So, exactly what kind of class is this?

It’s officially designated Physics 137, “Conceptual Foundations of Quantum Mechanics,” but it’s really part physics and part philosophy, with a hearty infusion of math and logic.

The subject sits within a much larger field called the philosophy of science, a branch of study that examines the theoretical foundations, methods, and implications of science in the real world. In this case, Barandes is applying the class’ inquiry to quantum theory.

“This is physics by scrutinizing,” said Barandes, who is also co-director of graduate studies for the Department of Physics. “This is taking our best scientific theories, dissecting them, disassembling them, looking at the pieces piece by piece, trying to understand them and how they fit together, and the larger wholes that they form.”

Quantum theory, which explains the nature and behavior of matter and energy on the atomic and subatomic levels, is often described as the best-tested and most predictive scientific theory out there, one that makes possible precision technology such as atomic clocks and particle accelerators. Much of our modern technology — including smartphones, lasers, LEDs, and MRI machines — relies on it.

But when it comes to painting a picture of the real world, quantum theory can feel unwieldy and counterintuitive. Take, for instance, the notion of particles being in more than one place at a time.

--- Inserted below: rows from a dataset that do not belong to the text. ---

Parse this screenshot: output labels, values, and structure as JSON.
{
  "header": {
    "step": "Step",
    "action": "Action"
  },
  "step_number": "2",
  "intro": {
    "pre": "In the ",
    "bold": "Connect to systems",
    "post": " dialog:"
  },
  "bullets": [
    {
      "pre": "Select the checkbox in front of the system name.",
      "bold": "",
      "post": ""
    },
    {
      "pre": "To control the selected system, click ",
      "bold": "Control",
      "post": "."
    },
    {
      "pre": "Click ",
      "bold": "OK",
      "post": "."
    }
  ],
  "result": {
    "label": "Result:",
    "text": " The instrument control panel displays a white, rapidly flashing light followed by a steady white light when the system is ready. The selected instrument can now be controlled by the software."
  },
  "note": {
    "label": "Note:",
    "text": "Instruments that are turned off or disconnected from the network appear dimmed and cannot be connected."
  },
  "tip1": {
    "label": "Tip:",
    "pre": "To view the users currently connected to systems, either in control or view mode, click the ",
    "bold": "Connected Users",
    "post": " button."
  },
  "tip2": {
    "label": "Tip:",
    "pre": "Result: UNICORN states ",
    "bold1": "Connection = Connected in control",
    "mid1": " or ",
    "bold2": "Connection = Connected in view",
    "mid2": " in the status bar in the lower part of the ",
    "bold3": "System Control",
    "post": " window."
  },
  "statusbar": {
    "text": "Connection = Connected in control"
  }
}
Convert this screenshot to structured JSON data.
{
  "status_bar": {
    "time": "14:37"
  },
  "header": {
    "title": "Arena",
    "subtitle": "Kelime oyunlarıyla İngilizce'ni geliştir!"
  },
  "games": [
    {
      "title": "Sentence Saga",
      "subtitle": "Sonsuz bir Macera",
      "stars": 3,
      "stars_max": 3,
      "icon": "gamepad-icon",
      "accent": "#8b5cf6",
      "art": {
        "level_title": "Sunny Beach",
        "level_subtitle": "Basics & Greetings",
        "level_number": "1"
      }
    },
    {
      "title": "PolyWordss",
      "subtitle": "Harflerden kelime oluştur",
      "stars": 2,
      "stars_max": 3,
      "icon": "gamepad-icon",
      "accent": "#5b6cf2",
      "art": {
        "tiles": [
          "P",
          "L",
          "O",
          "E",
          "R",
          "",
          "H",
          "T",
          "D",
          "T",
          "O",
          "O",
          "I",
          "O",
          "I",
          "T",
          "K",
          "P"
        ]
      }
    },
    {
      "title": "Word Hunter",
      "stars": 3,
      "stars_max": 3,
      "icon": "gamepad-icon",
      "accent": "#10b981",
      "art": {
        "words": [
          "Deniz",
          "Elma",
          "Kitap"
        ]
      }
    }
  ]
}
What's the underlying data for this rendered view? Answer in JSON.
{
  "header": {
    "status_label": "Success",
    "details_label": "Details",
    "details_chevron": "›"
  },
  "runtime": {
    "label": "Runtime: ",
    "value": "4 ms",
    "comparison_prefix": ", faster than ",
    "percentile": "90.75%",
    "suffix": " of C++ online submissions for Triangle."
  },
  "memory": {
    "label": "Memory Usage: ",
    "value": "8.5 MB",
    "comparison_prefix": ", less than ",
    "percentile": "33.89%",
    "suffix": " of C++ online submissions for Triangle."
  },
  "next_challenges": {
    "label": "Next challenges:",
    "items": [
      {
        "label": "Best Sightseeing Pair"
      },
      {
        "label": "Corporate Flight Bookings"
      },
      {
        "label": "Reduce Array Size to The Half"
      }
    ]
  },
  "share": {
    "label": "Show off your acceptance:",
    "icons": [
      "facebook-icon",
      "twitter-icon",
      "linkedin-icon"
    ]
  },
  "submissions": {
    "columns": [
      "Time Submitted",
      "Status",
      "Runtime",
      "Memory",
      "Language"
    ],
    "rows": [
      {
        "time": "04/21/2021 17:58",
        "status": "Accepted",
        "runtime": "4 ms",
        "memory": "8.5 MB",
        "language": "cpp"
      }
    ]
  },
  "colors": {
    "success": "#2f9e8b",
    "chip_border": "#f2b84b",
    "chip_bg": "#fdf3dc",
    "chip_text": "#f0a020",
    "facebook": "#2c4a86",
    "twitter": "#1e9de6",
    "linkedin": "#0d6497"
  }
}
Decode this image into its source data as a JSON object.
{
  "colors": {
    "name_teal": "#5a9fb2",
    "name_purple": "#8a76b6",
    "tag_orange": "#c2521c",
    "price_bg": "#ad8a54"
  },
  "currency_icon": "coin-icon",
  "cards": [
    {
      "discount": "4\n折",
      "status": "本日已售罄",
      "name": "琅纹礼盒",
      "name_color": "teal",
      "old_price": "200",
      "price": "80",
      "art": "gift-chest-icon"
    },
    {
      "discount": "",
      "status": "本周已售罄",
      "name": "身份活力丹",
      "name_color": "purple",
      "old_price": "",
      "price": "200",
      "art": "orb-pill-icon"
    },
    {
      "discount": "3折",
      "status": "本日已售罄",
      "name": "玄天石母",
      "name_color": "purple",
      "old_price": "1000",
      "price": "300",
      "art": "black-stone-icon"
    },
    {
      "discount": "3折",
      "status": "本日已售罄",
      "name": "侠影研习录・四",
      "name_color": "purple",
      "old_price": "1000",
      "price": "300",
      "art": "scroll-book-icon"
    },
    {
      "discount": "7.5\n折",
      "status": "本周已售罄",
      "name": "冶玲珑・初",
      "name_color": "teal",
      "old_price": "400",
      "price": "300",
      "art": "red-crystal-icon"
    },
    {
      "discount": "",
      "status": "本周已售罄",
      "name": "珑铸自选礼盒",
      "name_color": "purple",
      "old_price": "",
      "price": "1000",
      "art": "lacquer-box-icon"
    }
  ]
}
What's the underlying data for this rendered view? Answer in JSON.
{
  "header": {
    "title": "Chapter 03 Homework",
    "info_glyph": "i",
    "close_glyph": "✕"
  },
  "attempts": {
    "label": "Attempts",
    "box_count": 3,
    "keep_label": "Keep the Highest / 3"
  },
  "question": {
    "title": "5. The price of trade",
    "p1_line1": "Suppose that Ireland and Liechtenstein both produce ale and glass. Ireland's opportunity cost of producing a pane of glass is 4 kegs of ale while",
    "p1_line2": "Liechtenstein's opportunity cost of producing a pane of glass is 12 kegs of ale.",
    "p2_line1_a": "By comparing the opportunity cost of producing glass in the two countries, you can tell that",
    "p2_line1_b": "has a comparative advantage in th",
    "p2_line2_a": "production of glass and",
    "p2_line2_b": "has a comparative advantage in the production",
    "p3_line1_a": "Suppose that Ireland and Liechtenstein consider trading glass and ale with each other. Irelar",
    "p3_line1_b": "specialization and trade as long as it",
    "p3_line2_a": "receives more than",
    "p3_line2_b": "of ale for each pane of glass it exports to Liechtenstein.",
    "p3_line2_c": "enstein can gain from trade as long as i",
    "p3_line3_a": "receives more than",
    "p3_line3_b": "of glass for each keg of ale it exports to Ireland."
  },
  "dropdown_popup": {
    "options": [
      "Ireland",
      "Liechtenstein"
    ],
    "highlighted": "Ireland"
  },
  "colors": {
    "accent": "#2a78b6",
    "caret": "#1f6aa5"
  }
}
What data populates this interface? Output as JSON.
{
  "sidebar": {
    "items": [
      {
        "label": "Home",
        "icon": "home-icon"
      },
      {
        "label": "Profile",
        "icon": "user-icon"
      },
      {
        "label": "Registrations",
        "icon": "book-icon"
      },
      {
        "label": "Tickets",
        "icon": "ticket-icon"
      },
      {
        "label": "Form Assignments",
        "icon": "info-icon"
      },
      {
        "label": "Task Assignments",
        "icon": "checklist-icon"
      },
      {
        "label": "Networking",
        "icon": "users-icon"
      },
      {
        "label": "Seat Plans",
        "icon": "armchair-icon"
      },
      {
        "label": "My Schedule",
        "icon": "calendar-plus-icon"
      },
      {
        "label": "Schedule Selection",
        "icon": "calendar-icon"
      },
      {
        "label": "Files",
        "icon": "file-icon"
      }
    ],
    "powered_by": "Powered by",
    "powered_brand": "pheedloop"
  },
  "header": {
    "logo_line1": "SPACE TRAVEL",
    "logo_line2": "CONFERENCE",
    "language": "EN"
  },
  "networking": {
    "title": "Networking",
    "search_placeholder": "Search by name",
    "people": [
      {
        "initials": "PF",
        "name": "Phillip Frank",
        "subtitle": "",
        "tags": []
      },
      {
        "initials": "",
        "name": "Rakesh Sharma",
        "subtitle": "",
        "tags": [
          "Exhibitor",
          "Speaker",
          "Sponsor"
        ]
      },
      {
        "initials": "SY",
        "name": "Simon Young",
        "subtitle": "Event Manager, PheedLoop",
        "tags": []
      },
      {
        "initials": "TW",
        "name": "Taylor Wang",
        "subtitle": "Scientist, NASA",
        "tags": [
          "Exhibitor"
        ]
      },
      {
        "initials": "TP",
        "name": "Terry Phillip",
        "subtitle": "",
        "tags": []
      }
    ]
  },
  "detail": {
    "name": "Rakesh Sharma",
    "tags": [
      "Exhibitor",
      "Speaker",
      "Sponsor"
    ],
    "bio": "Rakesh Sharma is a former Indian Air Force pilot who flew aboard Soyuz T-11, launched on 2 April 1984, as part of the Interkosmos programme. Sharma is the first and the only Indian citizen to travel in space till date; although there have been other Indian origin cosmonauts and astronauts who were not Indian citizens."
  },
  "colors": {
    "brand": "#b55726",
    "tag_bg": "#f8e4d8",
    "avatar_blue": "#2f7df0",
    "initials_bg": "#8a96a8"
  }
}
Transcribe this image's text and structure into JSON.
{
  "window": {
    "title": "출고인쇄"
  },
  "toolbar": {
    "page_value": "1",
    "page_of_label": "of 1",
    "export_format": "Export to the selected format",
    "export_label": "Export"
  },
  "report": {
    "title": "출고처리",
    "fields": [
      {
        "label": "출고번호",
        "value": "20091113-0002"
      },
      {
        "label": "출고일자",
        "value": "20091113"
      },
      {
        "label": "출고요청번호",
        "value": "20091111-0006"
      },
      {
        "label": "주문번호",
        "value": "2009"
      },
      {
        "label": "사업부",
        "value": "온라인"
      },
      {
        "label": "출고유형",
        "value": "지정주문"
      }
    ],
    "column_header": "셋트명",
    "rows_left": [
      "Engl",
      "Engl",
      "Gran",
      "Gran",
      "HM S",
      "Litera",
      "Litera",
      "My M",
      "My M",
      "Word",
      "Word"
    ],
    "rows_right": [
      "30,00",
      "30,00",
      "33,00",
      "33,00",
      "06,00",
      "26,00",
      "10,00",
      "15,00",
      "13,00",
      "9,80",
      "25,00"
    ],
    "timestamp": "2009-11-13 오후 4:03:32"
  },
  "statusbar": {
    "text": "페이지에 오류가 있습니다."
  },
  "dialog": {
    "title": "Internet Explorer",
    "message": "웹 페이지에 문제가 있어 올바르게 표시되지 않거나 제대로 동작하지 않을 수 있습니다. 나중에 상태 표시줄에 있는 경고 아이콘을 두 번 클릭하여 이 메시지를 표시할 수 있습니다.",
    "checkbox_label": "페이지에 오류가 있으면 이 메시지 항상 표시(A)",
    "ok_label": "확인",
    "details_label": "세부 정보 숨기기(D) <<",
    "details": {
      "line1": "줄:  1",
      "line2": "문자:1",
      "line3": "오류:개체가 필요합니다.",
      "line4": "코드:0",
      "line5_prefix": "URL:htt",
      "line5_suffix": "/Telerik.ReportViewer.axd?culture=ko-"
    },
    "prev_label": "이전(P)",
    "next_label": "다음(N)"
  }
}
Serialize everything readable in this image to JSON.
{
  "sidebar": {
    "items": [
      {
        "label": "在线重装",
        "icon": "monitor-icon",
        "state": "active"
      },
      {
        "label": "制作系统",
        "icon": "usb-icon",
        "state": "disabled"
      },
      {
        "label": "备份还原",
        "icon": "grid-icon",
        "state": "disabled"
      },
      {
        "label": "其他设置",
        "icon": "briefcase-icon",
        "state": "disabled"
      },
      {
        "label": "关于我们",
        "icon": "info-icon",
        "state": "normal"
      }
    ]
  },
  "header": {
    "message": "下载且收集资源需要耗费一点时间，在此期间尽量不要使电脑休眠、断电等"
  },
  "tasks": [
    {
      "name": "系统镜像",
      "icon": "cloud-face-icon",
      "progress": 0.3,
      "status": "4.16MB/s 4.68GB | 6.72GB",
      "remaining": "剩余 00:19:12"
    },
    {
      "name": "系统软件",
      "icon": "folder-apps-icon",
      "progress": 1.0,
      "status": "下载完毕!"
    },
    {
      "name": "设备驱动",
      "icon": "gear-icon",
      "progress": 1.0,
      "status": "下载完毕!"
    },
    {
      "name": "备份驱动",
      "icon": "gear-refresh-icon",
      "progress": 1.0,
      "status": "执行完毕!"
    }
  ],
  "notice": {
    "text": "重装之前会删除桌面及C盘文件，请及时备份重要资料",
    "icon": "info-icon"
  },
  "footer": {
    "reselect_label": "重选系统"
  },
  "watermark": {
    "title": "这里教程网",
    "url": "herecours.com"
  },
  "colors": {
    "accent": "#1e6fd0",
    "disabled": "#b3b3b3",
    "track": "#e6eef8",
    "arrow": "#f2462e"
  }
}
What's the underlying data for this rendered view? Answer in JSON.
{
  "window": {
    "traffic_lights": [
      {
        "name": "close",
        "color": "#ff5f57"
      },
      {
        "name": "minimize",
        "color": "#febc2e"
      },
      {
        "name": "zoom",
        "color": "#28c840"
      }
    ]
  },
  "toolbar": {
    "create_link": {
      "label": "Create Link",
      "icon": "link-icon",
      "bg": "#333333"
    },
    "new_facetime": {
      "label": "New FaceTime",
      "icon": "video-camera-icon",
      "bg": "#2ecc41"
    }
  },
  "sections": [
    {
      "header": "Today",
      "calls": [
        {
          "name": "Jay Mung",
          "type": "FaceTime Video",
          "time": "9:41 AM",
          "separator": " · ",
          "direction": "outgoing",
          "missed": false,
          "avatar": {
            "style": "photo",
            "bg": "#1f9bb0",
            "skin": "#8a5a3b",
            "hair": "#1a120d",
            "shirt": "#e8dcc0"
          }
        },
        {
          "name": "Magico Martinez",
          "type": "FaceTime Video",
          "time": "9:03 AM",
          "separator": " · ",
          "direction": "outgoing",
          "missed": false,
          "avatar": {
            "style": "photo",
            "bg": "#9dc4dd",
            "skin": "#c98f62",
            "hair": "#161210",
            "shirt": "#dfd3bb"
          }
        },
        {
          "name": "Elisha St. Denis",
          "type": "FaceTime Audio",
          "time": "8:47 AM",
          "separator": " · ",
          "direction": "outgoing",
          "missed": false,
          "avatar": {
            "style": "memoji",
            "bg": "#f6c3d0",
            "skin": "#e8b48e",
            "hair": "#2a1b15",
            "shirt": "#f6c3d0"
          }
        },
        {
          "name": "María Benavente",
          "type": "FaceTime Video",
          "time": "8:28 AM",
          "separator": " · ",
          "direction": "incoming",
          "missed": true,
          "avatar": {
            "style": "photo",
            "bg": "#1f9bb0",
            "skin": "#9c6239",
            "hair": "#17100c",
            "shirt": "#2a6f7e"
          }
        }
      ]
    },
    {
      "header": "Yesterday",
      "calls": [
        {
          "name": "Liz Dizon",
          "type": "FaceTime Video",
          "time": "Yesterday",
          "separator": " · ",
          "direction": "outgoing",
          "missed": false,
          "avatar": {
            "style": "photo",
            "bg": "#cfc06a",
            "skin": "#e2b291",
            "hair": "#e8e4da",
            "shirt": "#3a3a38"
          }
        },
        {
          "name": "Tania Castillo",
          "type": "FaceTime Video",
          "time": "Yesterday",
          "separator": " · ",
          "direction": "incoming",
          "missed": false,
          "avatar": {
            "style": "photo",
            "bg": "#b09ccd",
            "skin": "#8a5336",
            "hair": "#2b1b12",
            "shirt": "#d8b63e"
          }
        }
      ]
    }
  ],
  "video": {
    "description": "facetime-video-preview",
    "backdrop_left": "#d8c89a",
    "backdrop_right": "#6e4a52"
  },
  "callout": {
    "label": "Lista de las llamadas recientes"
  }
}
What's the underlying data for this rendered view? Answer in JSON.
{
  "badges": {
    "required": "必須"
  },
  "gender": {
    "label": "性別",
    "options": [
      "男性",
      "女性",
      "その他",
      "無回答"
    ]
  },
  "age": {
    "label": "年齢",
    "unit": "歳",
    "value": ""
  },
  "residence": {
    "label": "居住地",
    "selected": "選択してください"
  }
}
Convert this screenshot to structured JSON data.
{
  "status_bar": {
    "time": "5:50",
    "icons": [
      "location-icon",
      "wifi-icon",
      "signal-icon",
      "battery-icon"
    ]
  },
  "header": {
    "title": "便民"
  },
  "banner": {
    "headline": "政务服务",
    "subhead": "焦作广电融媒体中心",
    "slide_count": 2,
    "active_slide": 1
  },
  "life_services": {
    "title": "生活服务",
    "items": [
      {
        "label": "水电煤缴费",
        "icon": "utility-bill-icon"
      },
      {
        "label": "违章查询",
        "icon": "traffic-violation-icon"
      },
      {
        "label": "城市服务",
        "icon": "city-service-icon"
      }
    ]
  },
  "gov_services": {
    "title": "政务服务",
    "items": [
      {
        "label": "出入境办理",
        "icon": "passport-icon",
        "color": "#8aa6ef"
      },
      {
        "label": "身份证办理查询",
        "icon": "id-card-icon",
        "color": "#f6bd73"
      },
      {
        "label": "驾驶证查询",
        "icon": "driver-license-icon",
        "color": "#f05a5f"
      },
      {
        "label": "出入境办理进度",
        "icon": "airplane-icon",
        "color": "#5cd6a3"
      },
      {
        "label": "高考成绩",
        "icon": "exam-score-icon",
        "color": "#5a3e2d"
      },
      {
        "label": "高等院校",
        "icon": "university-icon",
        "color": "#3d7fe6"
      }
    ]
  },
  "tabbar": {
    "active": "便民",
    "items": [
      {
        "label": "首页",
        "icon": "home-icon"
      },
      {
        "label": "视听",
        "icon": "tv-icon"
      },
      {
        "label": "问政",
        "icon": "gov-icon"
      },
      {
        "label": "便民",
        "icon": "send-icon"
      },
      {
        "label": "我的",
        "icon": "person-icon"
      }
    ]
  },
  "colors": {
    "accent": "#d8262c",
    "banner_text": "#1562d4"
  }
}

The class aims to explore why quantum theory contains so many strange and exotic mathematical structures and seemingly illogical possibilities and to get a sense of the different ways the world would appear depending on how aspects of the theory are interpreted.